After the highs of the SNP Conference in Inverness, I've just undertaken the rather more dour task of watching the recorded coverage of the Labour Party Conference in Llandudno.
One thing that struck me was the inordinate number of times Owen Smith talked of "one nation" in his speech. He spoke of Britain or the UK as "one nation" no less than eight times, and also used the term "wider British nation". In contrast, he didn't refer to Wales as a "nation" at all. This was picked up by Vaughan Roderick and Karl Roberts immediately afterwards, with Vaughan describing the speech this way:
VR: If you like, it was Owen Smith explaining what he meant when he came up with the term "one nation" and gave it to Ed Miliband.
KR: Yes. I'm not sure if everybody is aware, but it was coined by Owen Smith, wasn't it?
VR: That's right, yes.
Ed Miliband used the term "one nation" as the major plank of his speech at the main Labour Party Conference in Manchester last autumn (here). It was, for Labour, a new term. It had previously been associated with the Tories, and the Tories were none too happy with Labour for stealing their clothes.
But how likely is it that Owen Smith coined the term and gave it to Ed Miliband?
To my mind it is so unlikely as to be impossible. As evidence of this, we simply need to look at what Owen Smith said at the very same conference last year. His speech was published in full in the Western Mail, and these are some of the relevant quotes from it:
The coalition tactic of divide and rule is clear not just in their approach to the nations of the UK – but to its people too.
And we remain a meeting place for British people of different faiths and nations, ages and wages.
Choices designed to respect devolution – but also to unite the people and the nations of Britain.
And we believe that the majority of the British people – in all our nations and regions – believe that too.
So let's unite the nations and people of Britain behind Ed Miliband.
So back in October last year—at the very time when he is supposed to have given Ed Miliband the idea of Britain as "one nation"—it is quite obvious that Owen Smith was thinking in terms of the "nations of Britain" rather than of Britain as "one nation".
As I said before in this comment when the national identity results of the census came out, what Ed Miliband had said about "one nation" trampled roughshod over what Owen Smith had said in his speech ... not to mention, of course, trampling roughshod over the way people in the nations of Britain see themselves. The vast majority of people in this island see our nationality as being Welsh, English or Scottish. Less than 30% of us see our nationality as British in any form, and that figure includes the very small percentage (less than 10%) who see their nationality as "Welsh and British" or "English and British".

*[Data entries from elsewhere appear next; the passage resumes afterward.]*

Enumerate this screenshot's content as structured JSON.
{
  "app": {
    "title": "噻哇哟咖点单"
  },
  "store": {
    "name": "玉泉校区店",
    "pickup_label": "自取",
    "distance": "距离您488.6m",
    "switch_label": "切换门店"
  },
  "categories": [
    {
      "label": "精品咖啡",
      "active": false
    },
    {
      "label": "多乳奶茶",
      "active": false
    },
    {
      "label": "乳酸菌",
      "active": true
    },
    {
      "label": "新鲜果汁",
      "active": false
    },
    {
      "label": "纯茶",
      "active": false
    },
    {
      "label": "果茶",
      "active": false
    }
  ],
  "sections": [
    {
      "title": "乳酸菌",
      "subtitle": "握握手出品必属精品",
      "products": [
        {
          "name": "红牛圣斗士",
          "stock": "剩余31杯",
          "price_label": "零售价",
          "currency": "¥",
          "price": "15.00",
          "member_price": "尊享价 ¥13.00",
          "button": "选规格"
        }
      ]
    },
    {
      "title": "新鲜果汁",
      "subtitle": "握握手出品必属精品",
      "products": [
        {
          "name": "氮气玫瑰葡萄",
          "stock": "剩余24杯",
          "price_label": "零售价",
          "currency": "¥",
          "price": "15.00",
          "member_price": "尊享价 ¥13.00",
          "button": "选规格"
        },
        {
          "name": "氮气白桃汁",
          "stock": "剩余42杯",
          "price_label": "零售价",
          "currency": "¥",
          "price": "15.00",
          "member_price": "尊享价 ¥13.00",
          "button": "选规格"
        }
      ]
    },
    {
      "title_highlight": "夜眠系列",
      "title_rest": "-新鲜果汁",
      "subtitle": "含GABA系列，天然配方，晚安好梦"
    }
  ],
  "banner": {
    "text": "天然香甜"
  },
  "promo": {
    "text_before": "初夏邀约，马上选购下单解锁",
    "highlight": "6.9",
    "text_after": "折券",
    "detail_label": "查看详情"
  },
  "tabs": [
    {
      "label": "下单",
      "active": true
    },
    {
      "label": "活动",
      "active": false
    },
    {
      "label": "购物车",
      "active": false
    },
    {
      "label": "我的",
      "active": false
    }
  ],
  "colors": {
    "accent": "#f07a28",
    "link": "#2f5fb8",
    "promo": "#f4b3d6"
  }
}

I'm not sure where Vaughan and Karl got their story from, although I think it probably came from Owen Smith himself judging from what he said later in the programme. It seems obvious to me that they were being fed a lie. My guess is that it is another attempt at rewriting history, designed to paper over an obvious and embarrassing difference between him and his leader.